* **HOW TO COMPLETE THIS TASK**: Leave out the pictures and set down the rest of the listing below word for word.

* **RECORDS TO PROCESS**:

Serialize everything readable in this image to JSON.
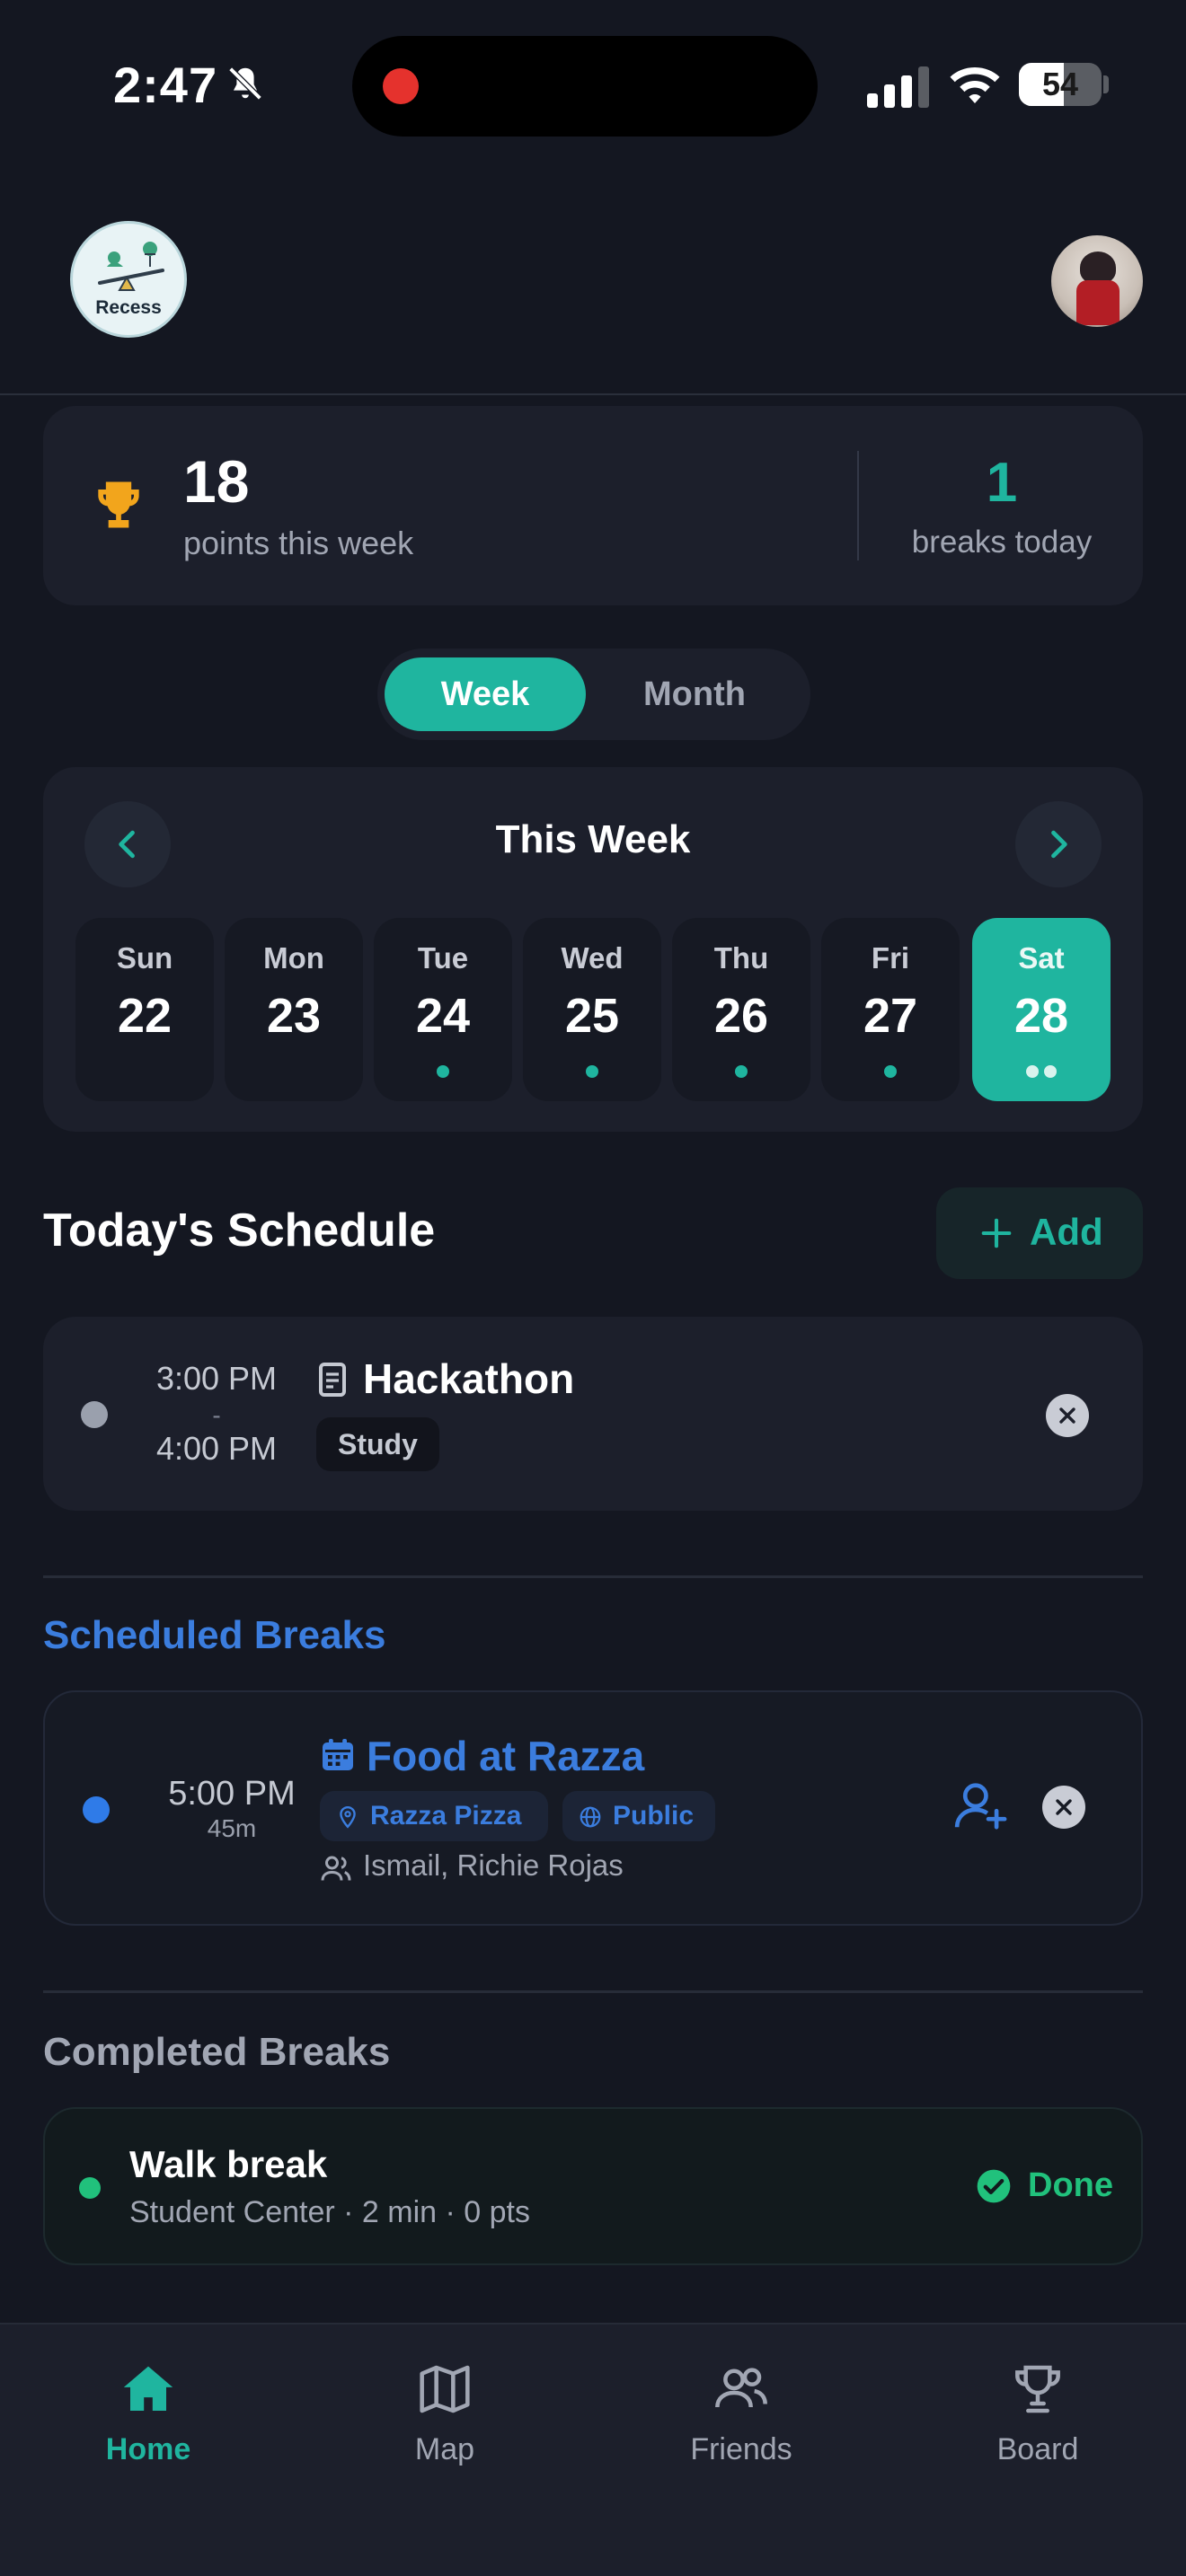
{
  "status_bar": {
    "time": "2:47",
    "battery": "54",
    "battery_level": 0.54
  },
  "header": {
    "logo_text": "Recess"
  },
  "stats": {
    "points_value": "18",
    "points_label": "points this week",
    "breaks_value": "1",
    "breaks_label": "breaks today"
  },
  "view_toggle": {
    "week_label": "Week",
    "month_label": "Month",
    "selected": "Week"
  },
  "calendar": {
    "title": "This Week",
    "days": [
      {
        "name": "Sun",
        "num": "22",
        "dots": 0,
        "selected": false
      },
      {
        "name": "Mon",
        "num": "23",
        "dots": 0,
        "selected": false
      },
      {
        "name": "Tue",
        "num": "24",
        "dots": 1,
        "selected": false
      },
      {
        "name": "Wed",
        "num": "25",
        "dots": 1,
        "selected": false
      },
      {
        "name": "Thu",
        "num": "26",
        "dots": 1,
        "selected": false
      },
      {
        "name": "Fri",
        "num": "27",
        "dots": 1,
        "selected": false
      },
      {
        "name": "Sat",
        "num": "28",
        "dots": 2,
        "selected": true
      }
    ]
  },
  "schedule": {
    "title": "Today's Schedule",
    "add_label": "Add",
    "event": {
      "start": "3:00 PM",
      "separator": "-",
      "end": "4:00 PM",
      "title": "Hackathon",
      "tag": "Study"
    }
  },
  "scheduled_breaks": {
    "title": "Scheduled Breaks",
    "item": {
      "time": "5:00 PM",
      "duration": "45m",
      "title": "Food at Razza",
      "place": "Razza Pizza",
      "visibility": "Public",
      "people": "Ismail, Richie Rojas"
    }
  },
  "completed_breaks": {
    "title": "Completed Breaks",
    "item": {
      "title": "Walk break",
      "subtitle": "Student Center · 2 min · 0 pts",
      "status": "Done"
    }
  },
  "bottom_nav": {
    "tabs": [
      {
        "label": "Home",
        "icon": "home-icon",
        "active": true
      },
      {
        "label": "Map",
        "icon": "map-icon",
        "active": false
      },
      {
        "label": "Friends",
        "icon": "friends-icon",
        "active": false
      },
      {
        "label": "Board",
        "icon": "trophy-icon",
        "active": false
      }
    ]
  },
  "colors": {
    "accent": "#1fb59f",
    "blue": "#3b7dde",
    "green": "#21c17c",
    "trophy": "#f2a51c",
    "background": "#141721",
    "card": "#1c1f2b"
  }
}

* **SOLUTION TO THE PROBLEM**:
Serialize everything readable in this image to JSON.
{
  "status_bar": {
    "time": "2:47",
    "battery": "54",
    "battery_level": 0.54
  },
  "header": {
    "logo_text": "Recess"
  },
  "stats": {
    "points_value": "18",
    "points_label": "points this week",
    "breaks_value": "1",
    "breaks_label": "breaks today"
  },
  "view_toggle": {
    "week_label": "Week",
    "month_label": "Month",
    "selected": "Week"
  },
  "calendar": {
    "title": "This Week",
    "days": [
      {
        "name": "Sun",
        "num": "22",
        "dots": 0,
        "selected": false
      },
      {
        "name": "Mon",
        "num": "23",
        "dots": 0,
        "selected": false
      },
      {
        "name": "Tue",
        "num": "24",
        "dots": 1,
        "selected": false
      },
      {
        "name": "Wed",
        "num": "25",
        "dots": 1,
        "selected": false
      },
      {
        "name": "Thu",
        "num": "26",
        "dots": 1,
        "selected": false
      },
      {
        "name": "Fri",
        "num": "27",
        "dots": 1,
        "selected": false
      },
      {
        "name": "Sat",
        "num": "28",
        "dots": 2,
        "selected": true
      }
    ]
  },
  "schedule": {
    "title": "Today's Schedule",
    "add_label": "Add",
    "event": {
      "start": "3:00 PM",
      "separator": "-",
      "end": "4:00 PM",
      "title": "Hackathon",
      "tag": "Study"
    }
  },
  "scheduled_breaks": {
    "title": "Scheduled Breaks",
    "item": {
      "time": "5:00 PM",
      "duration": "45m",
      "title": "Food at Razza",
      "place": "Razza Pizza",
      "visibility": "Public",
      "people": "Ismail, Richie Rojas"
    }
  },
  "completed_breaks": {
    "title": "Completed Breaks",
    "item": {
      "title": "Walk break",
      "subtitle": "Student Center · 2 min · 0 pts",
      "status": "Done"
    }
  },
  "bottom_nav": {
    "tabs": [
      {
        "label": "Home",
        "icon": "home-icon",
        "active": true
      },
      {
        "label": "Map",
        "icon": "map-icon",
        "active": false
      },
      {
        "label": "Friends",
        "icon": "friends-icon",
        "active": false
      },
      {
        "label": "Board",
        "icon": "trophy-icon",
        "active": false
      }
    ]
  },
  "colors": {
    "accent": "#1fb59f",
    "blue": "#3b7dde",
    "green": "#21c17c",
    "trophy": "#f2a51c",
    "background": "#141721",
    "card": "#1c1f2b"
  }
}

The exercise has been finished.